- Dataset excerpts
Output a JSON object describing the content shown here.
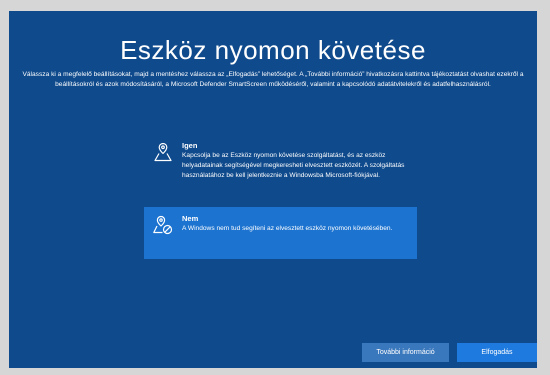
{
  "setup": {
    "title": "Eszköz nyomon követése",
    "description": "Válassza ki a megfelelő beállításokat, majd a mentéshez válassza az „Elfogadás” lehetőséget. A „További információ” hivatkozásra kattintva tájékoztatást olvashat ezekről a beállításokról és azok módosításáról, a Microsoft Defender SmartScreen működéséről, valamint a kapcsolódó adatátvitelekről és adatfelhasználásról.",
    "options": [
      {
        "label": "Igen",
        "description": "Kapcsolja be az Eszköz nyomon követése szolgáltatást, és az eszköz helyadatainak segítségével megkeresheti elvesztett eszközét. A szolgáltatás használatához be kell jelentkeznie a Windowsba Microsoft-fiókjával.",
        "icon": "location-person-icon",
        "selected": false
      },
      {
        "label": "Nem",
        "description": "A Windows nem tud segíteni az elvesztett eszköz nyomon követésében.",
        "icon": "location-off-icon",
        "selected": true
      }
    ],
    "buttons": {
      "more_info": "További információ",
      "accept": "Elfogadás"
    }
  },
  "colors": {
    "background": "#0f4a8c",
    "selected_option": "#1c73d0",
    "accept_button": "#1f7adf"
  }
}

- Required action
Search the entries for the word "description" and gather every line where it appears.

- Output for this exercise
    "description": "Válassza ki a megfelelő beállításokat, majd a mentéshez válassza az „Elfogadás” lehetőséget. A „További információ” hivatkozásra kattintva tájékoztatást olvashat ezekről a beállításokról és azok módosításáról, a Microsoft Defender SmartScreen működéséről, valamint a kapcsolódó adatátvitelekről és adatfelhasználásról.",
        "description": "Kapcsolja be az Eszköz nyomon követése szolgáltatást, és az eszköz helyadatainak segítségével megkeresheti elvesztett eszközét. A szolgáltatás használatához be kell jelentkeznie a Windowsba Microsoft-fiókjával.",
        "description": "A Windows nem tud segíteni az elvesztett eszköz nyomon követésében.",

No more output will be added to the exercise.